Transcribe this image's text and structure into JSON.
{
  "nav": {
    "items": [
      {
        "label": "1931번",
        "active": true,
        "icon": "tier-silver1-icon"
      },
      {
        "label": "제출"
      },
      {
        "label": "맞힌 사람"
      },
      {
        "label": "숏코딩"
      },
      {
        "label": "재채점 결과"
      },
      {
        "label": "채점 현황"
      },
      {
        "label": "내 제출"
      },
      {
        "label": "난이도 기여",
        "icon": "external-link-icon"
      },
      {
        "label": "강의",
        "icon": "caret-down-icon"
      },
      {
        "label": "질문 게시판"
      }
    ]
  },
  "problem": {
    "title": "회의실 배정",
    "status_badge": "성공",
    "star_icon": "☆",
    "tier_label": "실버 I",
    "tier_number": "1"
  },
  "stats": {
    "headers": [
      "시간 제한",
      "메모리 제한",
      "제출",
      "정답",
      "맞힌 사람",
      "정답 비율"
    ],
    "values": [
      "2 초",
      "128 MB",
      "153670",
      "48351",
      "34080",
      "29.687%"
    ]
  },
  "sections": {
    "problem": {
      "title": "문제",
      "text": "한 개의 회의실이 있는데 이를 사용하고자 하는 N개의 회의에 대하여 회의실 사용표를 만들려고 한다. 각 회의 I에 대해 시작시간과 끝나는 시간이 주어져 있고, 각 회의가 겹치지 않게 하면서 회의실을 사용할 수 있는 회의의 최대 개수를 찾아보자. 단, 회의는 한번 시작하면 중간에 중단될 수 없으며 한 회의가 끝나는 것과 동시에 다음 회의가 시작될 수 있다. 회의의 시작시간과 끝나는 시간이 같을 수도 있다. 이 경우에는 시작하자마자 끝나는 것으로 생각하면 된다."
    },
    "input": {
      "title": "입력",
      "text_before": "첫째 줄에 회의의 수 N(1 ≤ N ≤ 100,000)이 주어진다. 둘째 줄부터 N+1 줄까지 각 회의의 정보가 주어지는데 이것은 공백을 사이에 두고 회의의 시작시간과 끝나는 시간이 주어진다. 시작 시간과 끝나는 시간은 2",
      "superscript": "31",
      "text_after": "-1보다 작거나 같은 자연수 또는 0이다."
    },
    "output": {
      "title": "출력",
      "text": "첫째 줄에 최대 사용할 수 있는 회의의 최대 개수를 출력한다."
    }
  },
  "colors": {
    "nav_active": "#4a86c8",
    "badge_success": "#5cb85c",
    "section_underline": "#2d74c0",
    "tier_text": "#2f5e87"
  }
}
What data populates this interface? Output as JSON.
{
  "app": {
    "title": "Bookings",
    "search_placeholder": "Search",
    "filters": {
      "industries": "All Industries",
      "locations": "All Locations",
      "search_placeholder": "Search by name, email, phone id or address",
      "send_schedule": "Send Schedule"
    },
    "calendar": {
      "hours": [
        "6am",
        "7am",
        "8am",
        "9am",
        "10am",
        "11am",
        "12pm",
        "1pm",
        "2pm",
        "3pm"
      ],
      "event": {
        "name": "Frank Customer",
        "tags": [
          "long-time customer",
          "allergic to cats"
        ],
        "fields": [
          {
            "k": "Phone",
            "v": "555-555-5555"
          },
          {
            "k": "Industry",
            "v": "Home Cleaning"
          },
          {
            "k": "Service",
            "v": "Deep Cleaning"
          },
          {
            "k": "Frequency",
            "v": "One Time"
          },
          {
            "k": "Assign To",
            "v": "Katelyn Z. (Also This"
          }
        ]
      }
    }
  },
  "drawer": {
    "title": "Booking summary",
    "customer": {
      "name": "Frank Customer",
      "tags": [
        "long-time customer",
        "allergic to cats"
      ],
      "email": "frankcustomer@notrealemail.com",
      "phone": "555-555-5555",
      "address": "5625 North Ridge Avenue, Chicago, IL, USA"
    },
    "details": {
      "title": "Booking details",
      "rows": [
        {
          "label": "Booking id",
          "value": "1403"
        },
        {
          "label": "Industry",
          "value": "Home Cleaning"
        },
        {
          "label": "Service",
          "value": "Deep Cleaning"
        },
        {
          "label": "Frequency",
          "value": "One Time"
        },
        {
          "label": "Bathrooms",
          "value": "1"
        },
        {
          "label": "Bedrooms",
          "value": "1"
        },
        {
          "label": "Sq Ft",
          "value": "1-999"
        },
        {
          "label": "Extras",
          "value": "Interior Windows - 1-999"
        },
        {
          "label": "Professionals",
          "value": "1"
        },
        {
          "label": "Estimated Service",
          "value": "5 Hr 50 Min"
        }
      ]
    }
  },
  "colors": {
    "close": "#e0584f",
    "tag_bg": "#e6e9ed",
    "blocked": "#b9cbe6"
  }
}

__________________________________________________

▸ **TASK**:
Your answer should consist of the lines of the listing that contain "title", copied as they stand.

▸ **RESULT OF THE EXERCISE**:
    "title": "회의실 배정",
      "title": "문제",
      "title": "입력",
      "title": "출력",
    "title": "Bookings",
    "title": "Booking summary",
      "title": "Booking details",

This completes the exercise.